FROM LECTURE HANDOUT READING: know especially these
Lecture #22: --my TITIN box on p2: what are its functions?
--ATHLETES EXPLOIT: know basics of diagram!!
--RUN ALL DAY: how did the researchers boost mice marathon ability with WG1516?
Lecture #23: -- CAN GENES PREDICT.. what is ACTN3 and the testing/ETHICAL issue here?
--LURING AWAY MYOSTATIN may help how?
--SCIENTISTS REVEAL..how do Froghopper insects jump so powerfully?
--two HUMAN articles: how have our legs/feet evolved for locomotion?
Lecture #24: --CARDIOVASCULAR DISEASE LINKED..how do mammalian and avian clotting systems differ and why does that make us more susceptible to heart attacks?
--LIGHT PLUSE KEEP..how might optogenetics benefit a person's defective heart pacemaker?
Lecture #25: --THE 43kd POLYPEPTIDE [the main gap jct protein]..know what my mom wrote about gap jcts!
--REPTILE RESEARCH..reveals what about the evolution of a 4-chambered heart?
Lecture #26: --A CHANGE OF HEART..how might one gene have led from 1 to 2-chambered vertebrate heart?
--IF YOUR SYSTOLIC STINKS..what is the role of rotten-egg H2S gas here? Note eating garlic boosts H2S..
Lecture #27: --TIGHT NECKTIE..why don't I ever wear these things?
--FIG 11-2: know this!
--YOUNG APPARENTLY HEALTHY..what is this health concern and its causes?
Lecture #28: DINOSAUR AND ALLIGATOR ARTICLES!! Know basic finding, evolutionary significance
--WHY WIND TURBINES--kill more bats than birds due to respiratory differences?
Lecture #29: --Excerpt from Why We Get Sick--how did 'choking to death' glitch evolve?

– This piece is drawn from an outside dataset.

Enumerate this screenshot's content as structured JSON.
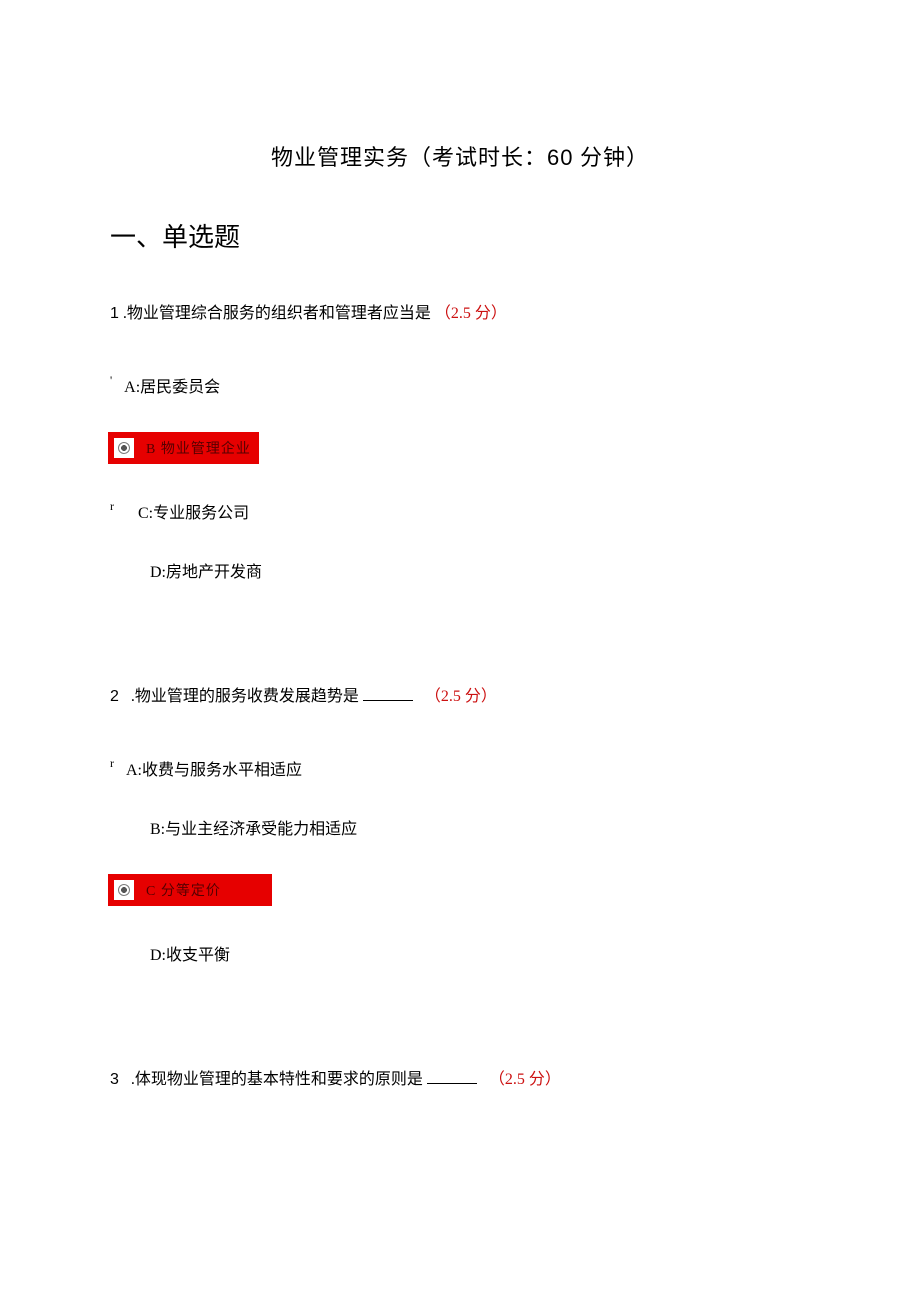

--NEW ARTIFICIAL LUNG works how?
--YOUNG BLOOD--scientists used gene regulation how?!!!
Lecture #30: know findings about Spleen and Neuroglobin!